"On top of this, our $1 billion investment to support business research & development, the $100 million Green Investment Fund, and Trade for All agenda will see investment in new technologies, and open up new markets for our exporters."
National's Finance Spokeswoman Amy Adams said the unemployment numbers were welcome news, but highlight growing pressures in an economy where business are struggling to find workers.
She said the low unemployment rate raised questions as to why the Government is putting through legislation to overhaul employment law.
"Today's numbers confirm what businesses have been saying for some time about labour market constraints are real and present a significant risk to future economic growth."

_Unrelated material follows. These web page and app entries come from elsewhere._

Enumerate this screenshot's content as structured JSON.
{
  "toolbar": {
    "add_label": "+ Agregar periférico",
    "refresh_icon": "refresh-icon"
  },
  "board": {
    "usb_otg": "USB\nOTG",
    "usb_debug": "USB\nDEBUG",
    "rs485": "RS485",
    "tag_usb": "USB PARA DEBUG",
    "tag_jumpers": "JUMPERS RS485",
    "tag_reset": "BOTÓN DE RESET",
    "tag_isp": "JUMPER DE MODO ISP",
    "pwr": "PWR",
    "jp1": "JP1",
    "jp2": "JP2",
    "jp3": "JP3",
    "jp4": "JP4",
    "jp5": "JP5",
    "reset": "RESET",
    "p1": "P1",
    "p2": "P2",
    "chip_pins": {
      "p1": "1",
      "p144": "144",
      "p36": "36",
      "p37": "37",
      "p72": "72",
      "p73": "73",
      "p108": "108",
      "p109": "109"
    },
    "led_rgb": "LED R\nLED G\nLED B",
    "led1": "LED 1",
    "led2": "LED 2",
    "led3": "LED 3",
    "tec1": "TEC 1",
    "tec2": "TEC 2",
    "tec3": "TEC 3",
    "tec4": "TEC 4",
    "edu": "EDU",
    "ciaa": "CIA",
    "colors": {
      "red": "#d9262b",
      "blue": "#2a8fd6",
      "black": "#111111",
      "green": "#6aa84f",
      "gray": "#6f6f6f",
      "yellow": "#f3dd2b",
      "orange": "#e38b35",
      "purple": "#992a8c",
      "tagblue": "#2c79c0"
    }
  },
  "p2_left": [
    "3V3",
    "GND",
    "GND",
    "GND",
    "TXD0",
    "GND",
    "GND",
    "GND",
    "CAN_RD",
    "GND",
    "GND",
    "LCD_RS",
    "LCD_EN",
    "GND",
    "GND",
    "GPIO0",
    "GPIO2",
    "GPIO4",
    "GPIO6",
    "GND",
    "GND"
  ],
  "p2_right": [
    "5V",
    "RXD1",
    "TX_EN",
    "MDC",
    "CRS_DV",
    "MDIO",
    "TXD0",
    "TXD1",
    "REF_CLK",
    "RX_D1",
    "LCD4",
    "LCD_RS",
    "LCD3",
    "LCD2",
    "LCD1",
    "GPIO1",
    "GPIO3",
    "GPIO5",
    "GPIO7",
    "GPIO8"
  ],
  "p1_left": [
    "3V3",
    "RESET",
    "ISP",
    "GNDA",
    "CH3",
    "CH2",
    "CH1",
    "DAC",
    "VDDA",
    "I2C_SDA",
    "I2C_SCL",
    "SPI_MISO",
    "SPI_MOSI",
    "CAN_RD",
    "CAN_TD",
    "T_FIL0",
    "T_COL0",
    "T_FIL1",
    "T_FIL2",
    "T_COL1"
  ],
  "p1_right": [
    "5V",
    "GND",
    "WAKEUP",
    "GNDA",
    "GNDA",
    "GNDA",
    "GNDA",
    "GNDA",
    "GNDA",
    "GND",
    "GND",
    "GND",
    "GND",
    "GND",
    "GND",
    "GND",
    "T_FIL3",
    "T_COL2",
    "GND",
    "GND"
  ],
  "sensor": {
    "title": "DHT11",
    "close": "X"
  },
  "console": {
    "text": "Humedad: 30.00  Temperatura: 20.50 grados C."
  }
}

Employment Minister Willie Jackson said the drop in the unemployment rate means "better lives for thousands of New Zealanders."
"There are now over 2.66 million New Zealanders in employment which means that 29,000 more people and families are engaged in earning since the last quarterly results were released."
He said the Government is committed to making New Zealand the best place in the world to raise a child and this, in my view, starts with ensuring that real work, and real incomes are available for all New Zealanders.
"Today's survey release shows we are absolutely on the right track", says Jackson.
These regions had significant employment growth:
Auckland – up 34,600 (3.8 per cent)
Waikato – up 8400 (3.3 per cent)
Otago – up 6700 (5.5 per cent)
Gisborne/Hawke's Bay – up 6400 (6.5 per cent)
Taranaki – up 4300 (7.1 per cent).